Japan funds food security

JAPAN has handed over $1 million towards a food security, nutrition and health programme in order to mitigate the effects of drought and floods on communities in Tsholotsho through a comprehensive set of health, nutrition, food security and WASH (water, sanitation and hygiene) interventions.

BY TATENDA CHITAGU

Unicef and the United Nations World Food Programme (WFP), in collaboration with the government are implementing the project.

The official handover of the project-set to benefit 130 000 people across 11 drought and flood-affected districts over the course of a year, was held at Tsholotsho Hospital yesterday.

Japanese Ambassador to Zimbabwe Toshiyuki Iwado said the project was meant to cushion rural women and children, who are the worst affected by climate change and food shortages.

“Women in rural areas play a vital role in growing as well as cooking food for their families, and children are the ones who are going to inherit Zimbabwe in the future.
Therefore, it is essential to ensure that the needs of rural women are met,” he said.

Unicef Representative Mohamed Ayoya said building resilience in drought- and flood-affected communities ensured that vulnerable children and women have long-term solutions to favourable food security and health outcomes.

Apart from Tsholotsho, the WFP and Unicef are also partner implementers in Mutoko, Centenary, Mbire and Mt Darwin districts where they have a borehole rehabilitation programme.
“Access to clean and safe water is essential for food and nutrition security,” said WFP Representative and country director Eddie Rowe. “We cannot achieve Zero Hunger unless we also invest in WASH.”

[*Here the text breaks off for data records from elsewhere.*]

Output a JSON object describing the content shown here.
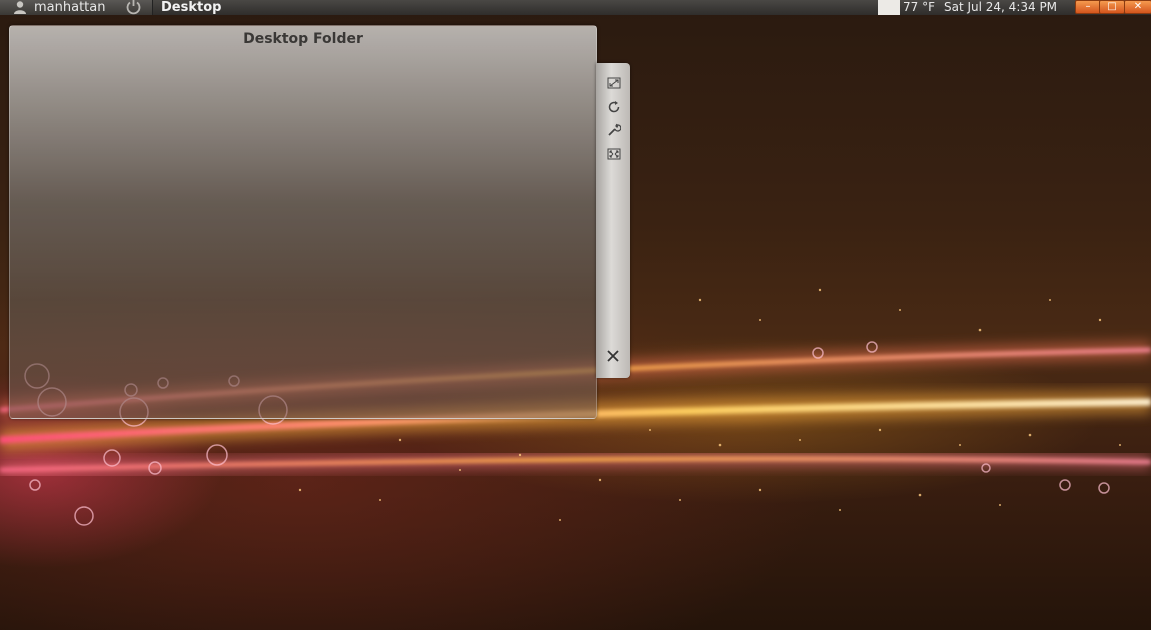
{
  "panel": {
    "user_name": "manhattan",
    "active_window_title": "Desktop",
    "weather": "77 °F",
    "clock": "Sat Jul 24,  4:34 PM",
    "window_buttons": {
      "minimize": "–",
      "maximize": "□",
      "close": "✕"
    }
  },
  "folder_view": {
    "title": "Desktop Folder"
  },
  "applet_handle": {
    "tools": [
      "resize-icon",
      "rotate-icon",
      "configure-icon",
      "expand-icon"
    ],
    "close": "✕"
  },
  "icons": {
    "user": "user-icon",
    "power": "power-icon"
  },
  "colors": {
    "panel_bg": "#2f2d2b",
    "window_button": "#e26a2c",
    "folder_title": "#3a3836"
  }
}
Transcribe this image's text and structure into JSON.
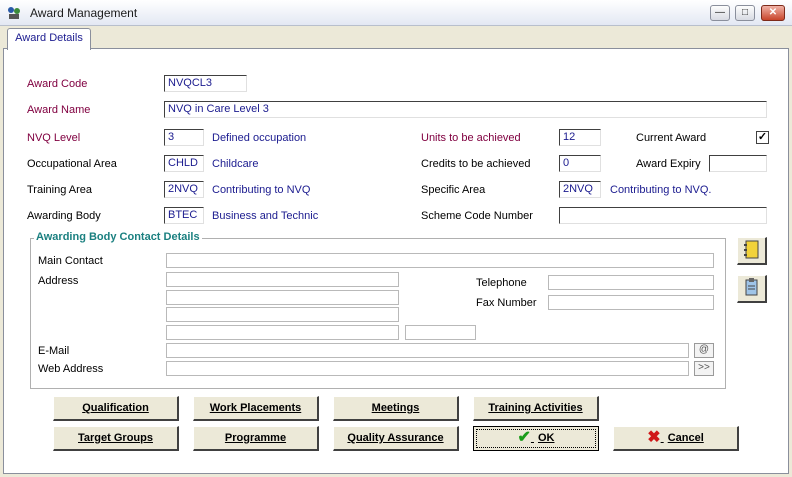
{
  "window": {
    "title": "Award Management",
    "minimize": "—",
    "maximize": "□",
    "close": "✕"
  },
  "tab": {
    "label": "Award Details"
  },
  "form": {
    "award_code_label": "Award Code",
    "award_code": "NVQCL3",
    "award_name_label": "Award Name",
    "award_name": "NVQ in Care Level 3",
    "nvq_level_label": "NVQ Level",
    "nvq_level": "3",
    "nvq_level_desc": "Defined occupation",
    "occ_area_label": "Occupational Area",
    "occ_area": "CHLD",
    "occ_area_desc": "Childcare",
    "training_area_label": "Training Area",
    "training_area": "2NVQ",
    "training_area_desc": "Contributing to NVQ",
    "awarding_body_label": "Awarding Body",
    "awarding_body": "BTEC",
    "awarding_body_desc": "Business and Technic",
    "units_label": "Units to be achieved",
    "units": "12",
    "credits_label": "Credits to be achieved",
    "credits": "0",
    "specific_area_label": "Specific Area",
    "specific_area": "2NVQ",
    "specific_area_desc": "Contributing to NVQ.",
    "scheme_label": "Scheme Code Number",
    "scheme": "",
    "current_award_label": "Current Award",
    "current_award_check": "✓",
    "award_expiry_label": "Award Expiry",
    "award_expiry": ""
  },
  "contact": {
    "title": "Awarding Body Contact Details",
    "main_contact_label": "Main Contact",
    "address_label": "Address",
    "telephone_label": "Telephone",
    "fax_label": "Fax Number",
    "email_label": "E-Mail",
    "web_label": "Web Address",
    "email_btn": "@",
    "web_btn": ">>"
  },
  "buttons": {
    "qualification": "Qualification",
    "work_placements": "Work Placements",
    "meetings": "Meetings",
    "training_activities": "Training Activities",
    "target_groups": "Target Groups",
    "programme": "Programme",
    "quality_assurance": "Quality Assurance",
    "ok": "OK",
    "cancel": "Cancel"
  },
  "colors": {
    "label_maroon": "#800040",
    "value_blue": "#1b1b8f",
    "group_teal": "#1b8080",
    "ok_green": "#1a9c1a",
    "cancel_red": "#d01818"
  }
}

WFP is also implementing the Food Assistance for Assets programmes that consists of construction and habilitation of weir dams.